On January 28, 1991, Unzueta-Gallarso was arrested on sexual assault charges. He identified himself as Mauricio Corral and presented a social security card in that name. On March 8, 1991, he was interviewed by agents of the Immigration and Naturalization Service (INS). He admitted that he illegally reentered the United States and used Corral's social security number to obtain welfare benefits. He again used Corral's social security number to obtain benefits on May 9 and 10, 1991. When interviewed by the probation officer, Unzueta-Gallarso was forthright about his transgressions and stated he was willing to accept punishment.

Unzueta-Gallarso was charged with unlawfully using a false social security number to obtain welfare benefits and unlawfully re-entering the United States. He did not plead guilty. As was his right, he put the government to its burden of proving the essential factual elements of the offenses. The jury found him guilty of both counts. The presentence report (PSR) recommended an adjustment for acceptance of responsibility, and the government objected. At sentencing, Unzueta-Gallarso stated that he had no dispute with the facts as set forth in the PSR, he agreed with the PSR's sentencing recommendation, and he had nothing to add. He did not express remorse to the sentencing court. The district court adopted the PSR's recitation of the facts as its findings of fact and concluded that the record as a whole did not show acceptance of responsibility.

A sentencing court's finding regarding acceptance of responsibility is entitled to great deference and will not be reversed unless it is clearly erroneous. E.g., United States v. Amos, 952 F.2d 992, 995 (8th Cir. 1991), cert. denied, --- U.S. ----, 112 S. Ct. 1774, 118 L. Ed. 2d 432 (1992). Only in "rare situations" will the adjustment apply to a defendant who exercises his constitutional right to a trial, such as "where a defendant goes to trial to assert and preserve issues that do not relate to factual guilt (e.g., to make a constitutional challenge to a statute or a challenge to the applicability of a statute to his conduct)." U.S.S.G. § 3E1.1, comment. (n. 2). Moreover, Unzueta-Gallarso's continuing illegal use of Corral's social security number after his admissions to the INS agents was inconsistent with a genuine acceptance of responsibility. Cf. id. comment. (n. 1(a)) (voluntary withdrawal from criminal conduct appropriate consideration in determining whether defendant is entitled to adjustment). Therefore, we cannot say the district court clearly erred in denying him the adjustment.

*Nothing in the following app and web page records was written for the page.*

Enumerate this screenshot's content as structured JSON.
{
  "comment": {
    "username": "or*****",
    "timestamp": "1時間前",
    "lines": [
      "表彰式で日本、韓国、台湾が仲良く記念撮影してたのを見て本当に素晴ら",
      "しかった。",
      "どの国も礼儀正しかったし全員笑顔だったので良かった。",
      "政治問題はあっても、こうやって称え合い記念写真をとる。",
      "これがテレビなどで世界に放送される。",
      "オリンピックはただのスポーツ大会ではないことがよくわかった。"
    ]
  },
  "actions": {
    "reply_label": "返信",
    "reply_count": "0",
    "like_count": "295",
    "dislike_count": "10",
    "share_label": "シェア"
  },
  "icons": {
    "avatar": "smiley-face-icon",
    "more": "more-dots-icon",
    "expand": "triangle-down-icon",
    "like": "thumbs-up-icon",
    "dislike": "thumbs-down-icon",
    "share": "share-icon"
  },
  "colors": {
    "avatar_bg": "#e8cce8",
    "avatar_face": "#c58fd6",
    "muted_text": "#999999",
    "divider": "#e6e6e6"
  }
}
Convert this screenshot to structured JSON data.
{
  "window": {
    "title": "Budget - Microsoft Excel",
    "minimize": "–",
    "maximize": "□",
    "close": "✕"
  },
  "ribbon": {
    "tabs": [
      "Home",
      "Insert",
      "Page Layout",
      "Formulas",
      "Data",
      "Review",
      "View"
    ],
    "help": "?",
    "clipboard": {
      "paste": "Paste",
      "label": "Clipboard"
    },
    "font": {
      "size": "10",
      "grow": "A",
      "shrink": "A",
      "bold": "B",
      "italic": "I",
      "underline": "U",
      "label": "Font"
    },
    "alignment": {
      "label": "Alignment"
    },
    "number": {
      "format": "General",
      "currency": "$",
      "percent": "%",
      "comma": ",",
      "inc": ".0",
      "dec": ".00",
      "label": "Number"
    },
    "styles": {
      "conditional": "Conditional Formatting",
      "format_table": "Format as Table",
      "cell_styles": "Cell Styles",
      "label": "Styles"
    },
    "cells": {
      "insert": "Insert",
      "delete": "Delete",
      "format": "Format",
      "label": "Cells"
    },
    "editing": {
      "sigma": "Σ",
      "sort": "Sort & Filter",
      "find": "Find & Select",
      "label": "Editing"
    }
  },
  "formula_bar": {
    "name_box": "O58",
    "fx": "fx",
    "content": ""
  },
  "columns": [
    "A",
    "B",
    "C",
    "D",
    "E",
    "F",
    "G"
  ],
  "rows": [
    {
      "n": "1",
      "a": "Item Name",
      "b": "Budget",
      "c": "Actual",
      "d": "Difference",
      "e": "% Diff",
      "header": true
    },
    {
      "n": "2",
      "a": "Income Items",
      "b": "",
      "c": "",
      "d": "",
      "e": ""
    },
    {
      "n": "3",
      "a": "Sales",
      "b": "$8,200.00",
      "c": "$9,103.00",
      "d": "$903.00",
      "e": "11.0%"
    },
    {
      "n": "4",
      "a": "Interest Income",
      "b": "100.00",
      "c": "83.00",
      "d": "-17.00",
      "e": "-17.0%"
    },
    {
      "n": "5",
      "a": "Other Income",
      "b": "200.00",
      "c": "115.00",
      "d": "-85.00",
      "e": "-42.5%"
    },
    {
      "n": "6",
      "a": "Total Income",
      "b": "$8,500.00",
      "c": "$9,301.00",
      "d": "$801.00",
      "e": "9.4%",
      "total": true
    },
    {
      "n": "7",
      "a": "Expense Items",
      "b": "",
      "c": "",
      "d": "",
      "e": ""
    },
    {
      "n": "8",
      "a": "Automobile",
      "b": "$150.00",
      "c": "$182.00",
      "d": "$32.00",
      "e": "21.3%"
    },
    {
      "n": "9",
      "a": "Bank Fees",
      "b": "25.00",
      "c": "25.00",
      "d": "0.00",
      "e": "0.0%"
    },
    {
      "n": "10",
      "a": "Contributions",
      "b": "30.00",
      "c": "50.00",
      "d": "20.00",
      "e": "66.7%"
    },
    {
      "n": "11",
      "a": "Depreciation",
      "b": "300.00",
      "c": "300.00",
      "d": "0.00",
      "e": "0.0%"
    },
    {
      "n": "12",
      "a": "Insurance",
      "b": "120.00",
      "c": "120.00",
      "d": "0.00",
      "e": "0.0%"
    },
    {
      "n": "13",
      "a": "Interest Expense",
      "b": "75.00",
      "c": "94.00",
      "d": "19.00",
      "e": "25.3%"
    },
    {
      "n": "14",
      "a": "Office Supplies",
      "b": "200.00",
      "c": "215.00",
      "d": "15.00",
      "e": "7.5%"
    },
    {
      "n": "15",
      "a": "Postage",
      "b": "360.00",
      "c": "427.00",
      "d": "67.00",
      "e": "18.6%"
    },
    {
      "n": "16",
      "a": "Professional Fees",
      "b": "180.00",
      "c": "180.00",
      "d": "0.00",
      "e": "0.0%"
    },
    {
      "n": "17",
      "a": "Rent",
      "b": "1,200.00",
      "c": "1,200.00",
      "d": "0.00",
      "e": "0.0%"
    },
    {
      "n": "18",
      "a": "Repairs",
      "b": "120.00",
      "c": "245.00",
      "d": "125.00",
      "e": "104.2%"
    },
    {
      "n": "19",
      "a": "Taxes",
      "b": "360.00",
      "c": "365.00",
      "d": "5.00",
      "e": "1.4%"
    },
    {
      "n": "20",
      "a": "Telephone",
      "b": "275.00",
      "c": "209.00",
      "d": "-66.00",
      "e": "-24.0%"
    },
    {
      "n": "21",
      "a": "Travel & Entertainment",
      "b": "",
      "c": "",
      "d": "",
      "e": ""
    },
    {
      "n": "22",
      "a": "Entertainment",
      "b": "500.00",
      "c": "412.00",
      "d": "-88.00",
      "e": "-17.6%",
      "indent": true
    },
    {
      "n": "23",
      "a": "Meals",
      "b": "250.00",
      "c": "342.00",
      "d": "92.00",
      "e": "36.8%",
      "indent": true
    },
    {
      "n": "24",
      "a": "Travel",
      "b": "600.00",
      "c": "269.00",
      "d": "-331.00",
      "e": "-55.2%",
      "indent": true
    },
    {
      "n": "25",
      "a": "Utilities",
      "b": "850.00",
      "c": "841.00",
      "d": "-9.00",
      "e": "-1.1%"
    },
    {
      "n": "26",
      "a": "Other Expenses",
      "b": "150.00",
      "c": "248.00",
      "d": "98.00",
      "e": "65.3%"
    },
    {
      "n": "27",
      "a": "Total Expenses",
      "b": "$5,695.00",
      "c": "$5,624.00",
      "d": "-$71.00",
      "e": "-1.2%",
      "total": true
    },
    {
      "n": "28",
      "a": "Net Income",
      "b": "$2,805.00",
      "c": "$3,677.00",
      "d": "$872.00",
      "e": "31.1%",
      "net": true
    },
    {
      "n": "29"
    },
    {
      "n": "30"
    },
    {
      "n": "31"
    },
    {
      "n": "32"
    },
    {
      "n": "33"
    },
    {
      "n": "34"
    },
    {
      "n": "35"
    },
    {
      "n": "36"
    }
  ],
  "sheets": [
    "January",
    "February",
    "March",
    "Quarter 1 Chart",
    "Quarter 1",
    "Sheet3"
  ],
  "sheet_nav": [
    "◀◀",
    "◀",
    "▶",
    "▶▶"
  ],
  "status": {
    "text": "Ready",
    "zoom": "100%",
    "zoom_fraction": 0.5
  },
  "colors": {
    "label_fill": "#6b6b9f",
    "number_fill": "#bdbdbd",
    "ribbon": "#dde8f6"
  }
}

Accordingly, we affirm.


The Honorable Diana E. Murphy, United States District Judge for the District of Minnesota